(Saved data entries)
* * * * * * * * *

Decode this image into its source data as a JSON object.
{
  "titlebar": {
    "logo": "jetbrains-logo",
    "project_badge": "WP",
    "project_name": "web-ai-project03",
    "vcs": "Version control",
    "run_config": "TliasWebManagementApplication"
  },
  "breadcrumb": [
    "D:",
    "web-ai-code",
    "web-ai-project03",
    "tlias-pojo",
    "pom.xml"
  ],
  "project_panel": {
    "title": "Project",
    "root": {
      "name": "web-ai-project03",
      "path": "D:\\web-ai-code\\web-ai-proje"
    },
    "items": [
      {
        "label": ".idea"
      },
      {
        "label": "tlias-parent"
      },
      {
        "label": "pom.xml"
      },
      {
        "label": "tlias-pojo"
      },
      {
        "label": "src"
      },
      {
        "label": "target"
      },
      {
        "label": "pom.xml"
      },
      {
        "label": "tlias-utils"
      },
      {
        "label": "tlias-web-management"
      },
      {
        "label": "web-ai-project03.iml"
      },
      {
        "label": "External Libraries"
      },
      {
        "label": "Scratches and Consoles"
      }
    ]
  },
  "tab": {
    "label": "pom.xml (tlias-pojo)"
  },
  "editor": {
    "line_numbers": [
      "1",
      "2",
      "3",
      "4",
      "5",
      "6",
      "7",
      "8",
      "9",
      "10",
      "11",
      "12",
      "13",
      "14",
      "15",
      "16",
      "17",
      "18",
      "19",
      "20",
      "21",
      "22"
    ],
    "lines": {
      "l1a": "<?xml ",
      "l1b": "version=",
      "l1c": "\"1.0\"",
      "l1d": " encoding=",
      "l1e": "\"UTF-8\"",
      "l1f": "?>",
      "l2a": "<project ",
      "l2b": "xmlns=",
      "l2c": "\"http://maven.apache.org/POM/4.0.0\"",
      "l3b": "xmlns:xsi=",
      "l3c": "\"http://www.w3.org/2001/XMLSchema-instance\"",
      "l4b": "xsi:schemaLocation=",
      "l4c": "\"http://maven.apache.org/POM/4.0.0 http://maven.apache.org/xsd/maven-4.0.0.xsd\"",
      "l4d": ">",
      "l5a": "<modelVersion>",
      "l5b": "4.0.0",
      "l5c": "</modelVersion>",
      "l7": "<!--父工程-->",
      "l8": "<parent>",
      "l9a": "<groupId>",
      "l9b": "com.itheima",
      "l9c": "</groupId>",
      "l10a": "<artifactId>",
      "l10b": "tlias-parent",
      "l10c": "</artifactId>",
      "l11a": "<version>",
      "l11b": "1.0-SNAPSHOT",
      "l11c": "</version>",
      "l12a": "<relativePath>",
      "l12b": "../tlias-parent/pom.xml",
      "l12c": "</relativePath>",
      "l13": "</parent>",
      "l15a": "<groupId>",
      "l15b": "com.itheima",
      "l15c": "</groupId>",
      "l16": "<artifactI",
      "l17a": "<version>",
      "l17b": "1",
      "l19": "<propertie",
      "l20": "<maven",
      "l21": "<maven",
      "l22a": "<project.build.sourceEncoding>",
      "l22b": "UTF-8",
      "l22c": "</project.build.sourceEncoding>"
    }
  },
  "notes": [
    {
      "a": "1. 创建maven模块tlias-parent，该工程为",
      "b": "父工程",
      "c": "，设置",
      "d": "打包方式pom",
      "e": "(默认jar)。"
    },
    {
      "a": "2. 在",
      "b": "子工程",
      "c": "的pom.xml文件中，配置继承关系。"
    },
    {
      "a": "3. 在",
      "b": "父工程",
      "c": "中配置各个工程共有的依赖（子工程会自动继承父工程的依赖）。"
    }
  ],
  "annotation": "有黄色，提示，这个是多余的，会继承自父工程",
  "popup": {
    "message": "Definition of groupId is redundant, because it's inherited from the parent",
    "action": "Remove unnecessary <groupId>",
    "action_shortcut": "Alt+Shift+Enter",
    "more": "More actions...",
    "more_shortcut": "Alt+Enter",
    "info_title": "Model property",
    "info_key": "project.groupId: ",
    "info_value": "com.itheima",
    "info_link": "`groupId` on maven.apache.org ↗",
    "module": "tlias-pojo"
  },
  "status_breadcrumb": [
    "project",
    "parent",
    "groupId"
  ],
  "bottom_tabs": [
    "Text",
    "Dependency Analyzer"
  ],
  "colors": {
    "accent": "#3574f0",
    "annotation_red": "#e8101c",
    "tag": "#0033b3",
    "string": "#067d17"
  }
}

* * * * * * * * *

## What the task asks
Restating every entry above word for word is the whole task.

## Task answer
Decode this image into its source data as a JSON object.
{
  "titlebar": {
    "logo": "jetbrains-logo",
    "project_badge": "WP",
    "project_name": "web-ai-project03",
    "vcs": "Version control",
    "run_config": "TliasWebManagementApplication"
  },
  "breadcrumb": [
    "D:",
    "web-ai-code",
    "web-ai-project03",
    "tlias-pojo",
    "pom.xml"
  ],
  "project_panel": {
    "title": "Project",
    "root": {
      "name": "web-ai-project03",
      "path": "D:\\web-ai-code\\web-ai-proje"
    },
    "items": [
      {
        "label": ".idea"
      },
      {
        "label": "tlias-parent"
      },
      {
        "label": "pom.xml"
      },
      {
        "label": "tlias-pojo"
      },
      {
        "label": "src"
      },
      {
        "label": "target"
      },
      {
        "label": "pom.xml"
      },
      {
        "label": "tlias-utils"
      },
      {
        "label": "tlias-web-management"
      },
      {
        "label": "web-ai-project03.iml"
      },
      {
        "label": "External Libraries"
      },
      {
        "label": "Scratches and Consoles"
      }
    ]
  },
  "tab": {
    "label": "pom.xml (tlias-pojo)"
  },
  "editor": {
    "line_numbers": [
      "1",
      "2",
      "3",
      "4",
      "5",
      "6",
      "7",
      "8",
      "9",
      "10",
      "11",
      "12",
      "13",
      "14",
      "15",
      "16",
      "17",
      "18",
      "19",
      "20",
      "21",
      "22"
    ],
    "lines": {
      "l1a": "<?xml ",
      "l1b": "version=",
      "l1c": "\"1.0\"",
      "l1d": " encoding=",
      "l1e": "\"UTF-8\"",
      "l1f": "?>",
      "l2a": "<project ",
      "l2b": "xmlns=",
      "l2c": "\"http://maven.apache.org/POM/4.0.0\"",
      "l3b": "xmlns:xsi=",
      "l3c": "\"http://www.w3.org/2001/XMLSchema-instance\"",
      "l4b": "xsi:schemaLocation=",
      "l4c": "\"http://maven.apache.org/POM/4.0.0 http://maven.apache.org/xsd/maven-4.0.0.xsd\"",
      "l4d": ">",
      "l5a": "<modelVersion>",
      "l5b": "4.0.0",
      "l5c": "</modelVersion>",
      "l7": "<!--父工程-->",
      "l8": "<parent>",
      "l9a": "<groupId>",
      "l9b": "com.itheima",
      "l9c": "</groupId>",
      "l10a": "<artifactId>",
      "l10b": "tlias-parent",
      "l10c": "</artifactId>",
      "l11a": "<version>",
      "l11b": "1.0-SNAPSHOT",
      "l11c": "</version>",
      "l12a": "<relativePath>",
      "l12b": "../tlias-parent/pom.xml",
      "l12c": "</relativePath>",
      "l13": "</parent>",
      "l15a": "<groupId>",
      "l15b": "com.itheima",
      "l15c": "</groupId>",
      "l16": "<artifactI",
      "l17a": "<version>",
      "l17b": "1",
      "l19": "<propertie",
      "l20": "<maven",
      "l21": "<maven",
      "l22a": "<project.build.sourceEncoding>",
      "l22b": "UTF-8",
      "l22c": "</project.build.sourceEncoding>"
    }
  },
  "notes": [
    {
      "a": "1. 创建maven模块tlias-parent，该工程为",
      "b": "父工程",
      "c": "，设置",
      "d": "打包方式pom",
      "e": "(默认jar)。"
    },
    {
      "a": "2. 在",
      "b": "子工程",
      "c": "的pom.xml文件中，配置继承关系。"
    },
    {
      "a": "3. 在",
      "b": "父工程",
      "c": "中配置各个工程共有的依赖（子工程会自动继承父工程的依赖）。"
    }
  ],
  "annotation": "有黄色，提示，这个是多余的，会继承自父工程",
  "popup": {
    "message": "Definition of groupId is redundant, because it's inherited from the parent",
    "action": "Remove unnecessary <groupId>",
    "action_shortcut": "Alt+Shift+Enter",
    "more": "More actions...",
    "more_shortcut": "Alt+Enter",
    "info_title": "Model property",
    "info_key": "project.groupId: ",
    "info_value": "com.itheima",
    "info_link": "`groupId` on maven.apache.org ↗",
    "module": "tlias-pojo"
  },
  "status_breadcrumb": [
    "project",
    "parent",
    "groupId"
  ],
  "bottom_tabs": [
    "Text",
    "Dependency Analyzer"
  ],
  "colors": {
    "accent": "#3574f0",
    "annotation_red": "#e8101c",
    "tag": "#0033b3",
    "string": "#067d17"
  }
}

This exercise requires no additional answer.